It’s hoped they may provide a clue as to why these creatures became extinct.
Namrata Pingle reports.
These were some of the exciting new findings unveiled today as the result of the partnership between the mining giant and the Queensland Museum exploring our prehistoric history.
The $350,000 venture has so far unearthed the fossils of giant kangaroos, lizards, wombats and the world’s largest marsupial, Diprotodon, roughly the size of a small car.
Dr Ian Galloway, Queensland Museum CEO: “At this stage we’re looking at an exhibition and contribution to a major exhibition here at Queensland Museum. We’re looking at museum development officers in the Isaac region and Mackay region and new loans kits.”
Whereas mining giant BMC hopes the partnership will help enhance the company’s environmental and community profile.
Warren Pendelbury, BMC: “Community development is part of the portfolio and so where it makes sense for BHP to be invested in a community development projects, we do so.”
The research associated with the findings aims at providing vital clues about the future developments of Queensland’s ecosystems.
It’s hoped these discoveries will help paleontologists uncover the age-old mystery of how these prehistoric creatures became extinct.
Dr Scott Hocknull, Qld Museum paleontologist and curator: “Sites like this offer a major, major piece of that puzzle because we have no idea what was happening in the tropics at this time.”
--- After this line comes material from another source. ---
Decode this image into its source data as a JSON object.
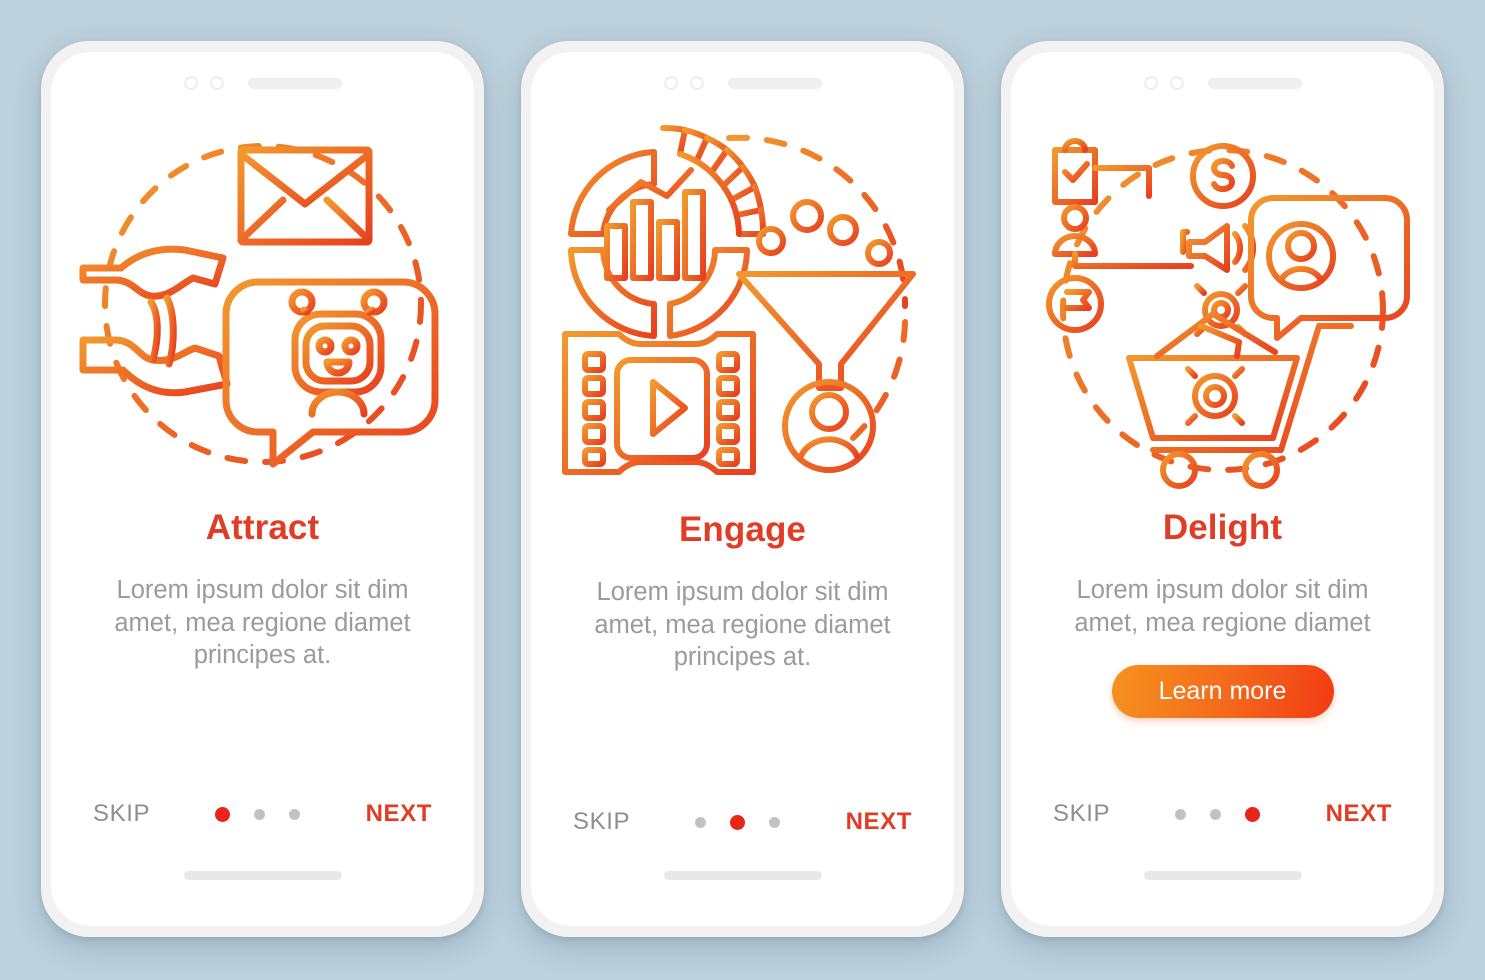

The venture which will continue until 2013 and hopes to include a large museum display showcasing all dinosaur and mega fauna findings sometime next year.
Namrata Pingle, QUT News.